Sunday, September 04, 2022
Southern Skywatch September 2022 edition is now out!
Mars is in between the Pleiades and the bright red star Aldebaran.
Similar views will be seen from the rest of Australia at the equivalent local time (90 minutes before sunrise. click to embiggen).
The September edition of Southern Skywatch
is now up (sorry about the delay yet again, life happened once more). The planetary action is moving back to the evening skies, Jupiter is at opposition and Saturn is just past opposition. Mercury is still prominent in the first half of the month. Venus is lost to view this month. Saturn, Jupiter and Mars are still visible in the morning skies, though Saturn is progressively harder to see.
September 1-3; Mars between Pleiades and the red star Aldebaran, forming a second eye for Taurus the Bull. September 4; First Quarter Moon. September 8; perigee Moon. September 8; Saturn and waxing Moon close. September 11; Full Moon. September 11; the Full Moon close to Jupiter (2° away). September 18; Last Quarter Moon. September 17; Mars close to waning moon. September 20; apogee Moon. September 23; Earth at Equinox. September 26; New Moon. September 27; Jupiter at opposition, when it is biggest and brightest as seen from Earth.
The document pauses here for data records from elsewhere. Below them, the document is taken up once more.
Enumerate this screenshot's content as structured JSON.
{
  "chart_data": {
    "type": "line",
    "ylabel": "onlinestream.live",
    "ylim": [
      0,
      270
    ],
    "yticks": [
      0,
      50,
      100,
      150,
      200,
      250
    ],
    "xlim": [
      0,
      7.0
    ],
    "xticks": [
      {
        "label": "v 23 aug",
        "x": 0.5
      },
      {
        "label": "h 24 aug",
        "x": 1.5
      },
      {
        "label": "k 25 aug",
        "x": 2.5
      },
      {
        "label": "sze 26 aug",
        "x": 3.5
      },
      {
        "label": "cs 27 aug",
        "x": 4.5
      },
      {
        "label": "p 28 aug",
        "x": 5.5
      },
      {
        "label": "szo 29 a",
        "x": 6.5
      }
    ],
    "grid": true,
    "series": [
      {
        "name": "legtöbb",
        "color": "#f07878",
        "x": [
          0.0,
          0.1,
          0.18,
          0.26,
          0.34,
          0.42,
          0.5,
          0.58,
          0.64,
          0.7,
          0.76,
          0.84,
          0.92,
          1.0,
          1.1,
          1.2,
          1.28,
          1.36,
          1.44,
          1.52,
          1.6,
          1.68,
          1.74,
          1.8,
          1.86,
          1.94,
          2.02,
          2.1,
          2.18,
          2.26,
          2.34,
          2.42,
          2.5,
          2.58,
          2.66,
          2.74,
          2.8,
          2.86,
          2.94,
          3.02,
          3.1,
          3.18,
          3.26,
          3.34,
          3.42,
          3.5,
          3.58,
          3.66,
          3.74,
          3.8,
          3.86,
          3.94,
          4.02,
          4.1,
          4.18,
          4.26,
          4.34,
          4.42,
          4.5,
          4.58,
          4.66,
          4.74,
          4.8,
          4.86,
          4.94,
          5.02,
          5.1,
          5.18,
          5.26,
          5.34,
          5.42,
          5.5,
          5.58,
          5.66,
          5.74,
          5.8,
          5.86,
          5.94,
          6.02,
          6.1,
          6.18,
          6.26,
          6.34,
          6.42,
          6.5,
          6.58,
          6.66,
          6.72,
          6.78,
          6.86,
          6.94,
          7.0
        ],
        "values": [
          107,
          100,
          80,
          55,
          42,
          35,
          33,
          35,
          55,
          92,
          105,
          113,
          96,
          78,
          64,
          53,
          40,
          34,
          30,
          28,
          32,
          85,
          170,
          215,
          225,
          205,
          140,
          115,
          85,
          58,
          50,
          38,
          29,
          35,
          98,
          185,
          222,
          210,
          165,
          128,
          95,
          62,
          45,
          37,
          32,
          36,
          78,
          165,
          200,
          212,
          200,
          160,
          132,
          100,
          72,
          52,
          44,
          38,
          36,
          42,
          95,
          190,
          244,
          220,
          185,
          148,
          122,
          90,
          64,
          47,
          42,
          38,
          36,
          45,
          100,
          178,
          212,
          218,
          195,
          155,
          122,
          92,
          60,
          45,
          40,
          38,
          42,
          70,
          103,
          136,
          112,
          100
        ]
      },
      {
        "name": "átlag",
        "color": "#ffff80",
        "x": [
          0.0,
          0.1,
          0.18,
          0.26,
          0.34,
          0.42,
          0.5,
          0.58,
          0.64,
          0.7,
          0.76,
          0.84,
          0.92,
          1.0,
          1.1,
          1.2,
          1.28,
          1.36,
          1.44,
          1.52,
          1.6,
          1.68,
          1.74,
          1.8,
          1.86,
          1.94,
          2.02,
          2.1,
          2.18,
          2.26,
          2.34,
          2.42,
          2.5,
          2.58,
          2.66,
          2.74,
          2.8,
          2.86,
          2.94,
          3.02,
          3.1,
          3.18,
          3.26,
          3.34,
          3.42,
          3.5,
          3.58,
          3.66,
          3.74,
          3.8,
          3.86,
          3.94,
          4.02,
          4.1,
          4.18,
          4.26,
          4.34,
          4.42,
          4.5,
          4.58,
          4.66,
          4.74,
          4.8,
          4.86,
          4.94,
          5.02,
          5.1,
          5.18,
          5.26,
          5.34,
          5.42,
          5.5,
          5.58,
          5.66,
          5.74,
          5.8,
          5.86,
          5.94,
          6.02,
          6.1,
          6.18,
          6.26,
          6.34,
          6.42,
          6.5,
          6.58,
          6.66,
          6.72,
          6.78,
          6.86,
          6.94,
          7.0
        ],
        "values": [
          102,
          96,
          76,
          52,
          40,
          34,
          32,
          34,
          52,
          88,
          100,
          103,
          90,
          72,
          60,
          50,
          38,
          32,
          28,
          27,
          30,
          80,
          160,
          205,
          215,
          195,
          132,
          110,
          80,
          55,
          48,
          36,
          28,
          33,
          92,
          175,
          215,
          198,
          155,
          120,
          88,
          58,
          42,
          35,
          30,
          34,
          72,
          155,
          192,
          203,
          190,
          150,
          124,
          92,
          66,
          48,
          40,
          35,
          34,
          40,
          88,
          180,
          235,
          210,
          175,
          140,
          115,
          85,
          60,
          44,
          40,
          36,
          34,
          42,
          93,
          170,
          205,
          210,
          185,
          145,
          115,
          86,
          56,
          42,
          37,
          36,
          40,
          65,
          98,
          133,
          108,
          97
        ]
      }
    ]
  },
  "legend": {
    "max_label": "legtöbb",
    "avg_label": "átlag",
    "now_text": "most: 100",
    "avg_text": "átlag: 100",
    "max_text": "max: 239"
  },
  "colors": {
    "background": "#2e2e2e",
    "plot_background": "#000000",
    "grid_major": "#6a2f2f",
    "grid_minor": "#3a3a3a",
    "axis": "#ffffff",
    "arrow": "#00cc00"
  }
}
Mercury is high(ish) in evening sky, and remains high in the first half of the month then rapidly heads towards the horizon and is soon lost to view. It is low above western horizon at astronomical twilight, and hour and a half after sunset at after sunset when the sky is fully dark in the first week of the month and gets progressively lower. By mid-month it is best seen an hour after sunset (nautical twilight and is soon lost in the sunset glow after this, returning to the morning sky late in the month.
Venus is lost in the twilight.
Mars is becoming brighter in the morning sky as it nears opposition. On the 1st to 3rd Mars passes between the Pleiades and Hyades, an excellent morning sight with Mars forming a second eye for Taurus the Bull with the red star Aldebaran. By the 13th Mars has left Aldebaran behind. On September 17th, Mars is under 5 ° from the waning Moon. The pair just seen together in binoculars.
Jupiter rises shortly after the sky is fully dark and climbs higher in the evening sky and is an excellent telescopic object in the late evening early morning. Jupiter is at opposition, when it is biggest and brightest as seen from Earth on the 27th. At this time, it is visible the whole night long. On the 11th Jupiter rises just below the Full Moon, with the pair in the same binocular field and Jupiter only 2° away.
Saturn is now visible all evening long setting in the Ealy morning. Saturn was at opposition on the 15th of August and is visible high above the northeastern sky when the sky is fully dark. Saturn will be high enough for good telescopic observation in the mid evening and early morning. Saturn forms a very shallow triangle with delta and gamma Capricorn, becoming more elongated as the month wears on. Sep 6 and 17 sees Titan close to Saturn.
On the 8th (morning 19th) the waxing Moon is close to Saturn.
Moon: September 8; perigee Moon. and September 20; apogee Moon
Labels: southern skywatch